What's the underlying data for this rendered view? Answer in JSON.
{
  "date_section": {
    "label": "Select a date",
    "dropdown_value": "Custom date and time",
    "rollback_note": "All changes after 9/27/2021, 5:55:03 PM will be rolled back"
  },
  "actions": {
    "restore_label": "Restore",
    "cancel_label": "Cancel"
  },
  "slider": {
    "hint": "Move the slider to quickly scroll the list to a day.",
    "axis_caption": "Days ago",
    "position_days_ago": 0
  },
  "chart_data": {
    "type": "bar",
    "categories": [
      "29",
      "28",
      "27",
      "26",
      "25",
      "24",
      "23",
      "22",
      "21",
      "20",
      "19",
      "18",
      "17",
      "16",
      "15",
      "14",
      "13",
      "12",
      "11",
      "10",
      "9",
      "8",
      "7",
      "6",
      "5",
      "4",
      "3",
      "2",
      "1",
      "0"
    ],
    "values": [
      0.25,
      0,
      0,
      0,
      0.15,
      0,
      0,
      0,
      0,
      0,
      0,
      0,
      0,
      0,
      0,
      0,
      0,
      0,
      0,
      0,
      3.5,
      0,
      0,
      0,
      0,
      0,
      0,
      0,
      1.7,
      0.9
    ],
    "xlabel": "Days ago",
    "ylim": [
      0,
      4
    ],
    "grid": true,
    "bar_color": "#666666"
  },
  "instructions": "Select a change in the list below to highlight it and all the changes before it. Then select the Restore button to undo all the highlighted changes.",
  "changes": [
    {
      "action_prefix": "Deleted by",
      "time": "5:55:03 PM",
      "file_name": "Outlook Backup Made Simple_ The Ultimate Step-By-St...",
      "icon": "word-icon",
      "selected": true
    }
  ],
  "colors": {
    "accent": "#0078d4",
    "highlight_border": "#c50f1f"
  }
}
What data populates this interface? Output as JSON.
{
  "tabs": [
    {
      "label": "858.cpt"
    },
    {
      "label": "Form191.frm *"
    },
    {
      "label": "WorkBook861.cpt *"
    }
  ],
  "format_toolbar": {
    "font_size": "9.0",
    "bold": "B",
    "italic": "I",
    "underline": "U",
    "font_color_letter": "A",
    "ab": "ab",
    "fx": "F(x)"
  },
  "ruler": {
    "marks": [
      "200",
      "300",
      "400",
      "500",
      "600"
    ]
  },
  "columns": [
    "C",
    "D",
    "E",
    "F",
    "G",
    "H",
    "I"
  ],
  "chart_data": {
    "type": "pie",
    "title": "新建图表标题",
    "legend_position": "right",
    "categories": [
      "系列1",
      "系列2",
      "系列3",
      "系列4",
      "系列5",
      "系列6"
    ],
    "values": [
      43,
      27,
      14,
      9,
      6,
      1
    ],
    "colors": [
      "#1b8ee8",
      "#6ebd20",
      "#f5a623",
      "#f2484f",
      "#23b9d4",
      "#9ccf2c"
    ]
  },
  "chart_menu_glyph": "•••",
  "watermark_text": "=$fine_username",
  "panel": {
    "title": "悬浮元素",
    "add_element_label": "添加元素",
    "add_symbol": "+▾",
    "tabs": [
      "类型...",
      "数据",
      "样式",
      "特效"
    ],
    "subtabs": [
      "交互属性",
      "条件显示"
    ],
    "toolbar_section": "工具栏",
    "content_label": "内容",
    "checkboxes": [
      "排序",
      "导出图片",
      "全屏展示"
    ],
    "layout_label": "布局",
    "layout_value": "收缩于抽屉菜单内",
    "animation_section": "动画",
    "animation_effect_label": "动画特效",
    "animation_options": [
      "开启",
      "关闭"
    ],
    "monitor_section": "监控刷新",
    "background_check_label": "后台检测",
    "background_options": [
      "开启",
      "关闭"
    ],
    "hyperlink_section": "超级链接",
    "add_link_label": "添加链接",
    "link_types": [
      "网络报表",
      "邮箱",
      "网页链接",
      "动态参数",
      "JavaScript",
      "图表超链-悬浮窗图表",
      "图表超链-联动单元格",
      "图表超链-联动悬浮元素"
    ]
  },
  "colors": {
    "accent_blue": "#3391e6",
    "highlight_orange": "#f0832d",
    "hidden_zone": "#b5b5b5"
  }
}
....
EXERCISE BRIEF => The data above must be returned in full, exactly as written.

FINAL ANSWER =>
What's the underlying data for this rendered view? Answer in JSON.
{
  "date_section": {
    "label": "Select a date",
    "dropdown_value": "Custom date and time",
    "rollback_note": "All changes after 9/27/2021, 5:55:03 PM will be rolled back"
  },
  "actions": {
    "restore_label": "Restore",
    "cancel_label": "Cancel"
  },
  "slider": {
    "hint": "Move the slider to quickly scroll the list to a day.",
    "axis_caption": "Days ago",
    "position_days_ago": 0
  },
  "chart_data": {
    "type": "bar",
    "categories": [
      "29",
      "28",
      "27",
      "26",
      "25",
      "24",
      "23",
      "22",
      "21",
      "20",
      "19",
      "18",
      "17",
      "16",
      "15",
      "14",
      "13",
      "12",
      "11",
      "10",
      "9",
      "8",
      "7",
      "6",
      "5",
      "4",
      "3",
      "2",
      "1",
      "0"
    ],
    "values": [
      0.25,
      0,
      0,
      0,
      0.15,
      0,
      0,
      0,
      0,
      0,
      0,
      0,
      0,
      0,
      0,
      0,
      0,
      0,
      0,
      0,
      3.5,
      0,
      0,
      0,
      0,
      0,
      0,
      0,
      1.7,
      0.9
    ],
    "xlabel": "Days ago",
    "ylim": [
      0,
      4
    ],
    "grid": true,
    "bar_color": "#666666"
  },
  "instructions": "Select a change in the list below to highlight it and all the changes before it. Then select the Restore button to undo all the highlighted changes.",
  "changes": [
    {
      "action_prefix": "Deleted by",
      "time": "5:55:03 PM",
      "file_name": "Outlook Backup Made Simple_ The Ultimate Step-By-St...",
      "icon": "word-icon",
      "selected": true
    }
  ],
  "colors": {
    "accent": "#0078d4",
    "highlight_border": "#c50f1f"
  }
}
What data populates this interface? Output as JSON.
{
  "tabs": [
    {
      "label": "858.cpt"
    },
    {
      "label": "Form191.frm *"
    },
    {
      "label": "WorkBook861.cpt *"
    }
  ],
  "format_toolbar": {
    "font_size": "9.0",
    "bold": "B",
    "italic": "I",
    "underline": "U",
    "font_color_letter": "A",
    "ab": "ab",
    "fx": "F(x)"
  },
  "ruler": {
    "marks": [
      "200",
      "300",
      "400",
      "500",
      "600"
    ]
  },
  "columns": [
    "C",
    "D",
    "E",
    "F",
    "G",
    "H",
    "I"
  ],
  "chart_data": {
    "type": "pie",
    "title": "新建图表标题",
    "legend_position": "right",
    "categories": [
      "系列1",
      "系列2",
      "系列3",
      "系列4",
      "系列5",
      "系列6"
    ],
    "values": [
      43,
      27,
      14,
      9,
      6,
      1
    ],
    "colors": [
      "#1b8ee8",
      "#6ebd20",
      "#f5a623",
      "#f2484f",
      "#23b9d4",
      "#9ccf2c"
    ]
  },
  "chart_menu_glyph": "•••",
  "watermark_text": "=$fine_username",
  "panel": {
    "title": "悬浮元素",
    "add_element_label": "添加元素",
    "add_symbol": "+▾",
    "tabs": [
      "类型...",
      "数据",
      "样式",
      "特效"
    ],
    "subtabs": [
      "交互属性",
      "条件显示"
    ],
    "toolbar_section": "工具栏",
    "content_label": "内容",
    "checkboxes": [
      "排序",
      "导出图片",
      "全屏展示"
    ],
    "layout_label": "布局",
    "layout_value": "收缩于抽屉菜单内",
    "animation_section": "动画",
    "animation_effect_label": "动画特效",
    "animation_options": [
      "开启",
      "关闭"
    ],
    "monitor_section": "监控刷新",
    "background_check_label": "后台检测",
    "background_options": [
      "开启",
      "关闭"
    ],
    "hyperlink_section": "超级链接",
    "add_link_label": "添加链接",
    "link_types": [
      "网络报表",
      "邮箱",
      "网页链接",
      "动态参数",
      "JavaScript",
      "图表超链-悬浮窗图表",
      "图表超链-联动单元格",
      "图表超链-联动悬浮元素"
    ]
  },
  "colors": {
    "accent_blue": "#3391e6",
    "highlight_orange": "#f0832d",
    "hidden_zone": "#b5b5b5"
  }
}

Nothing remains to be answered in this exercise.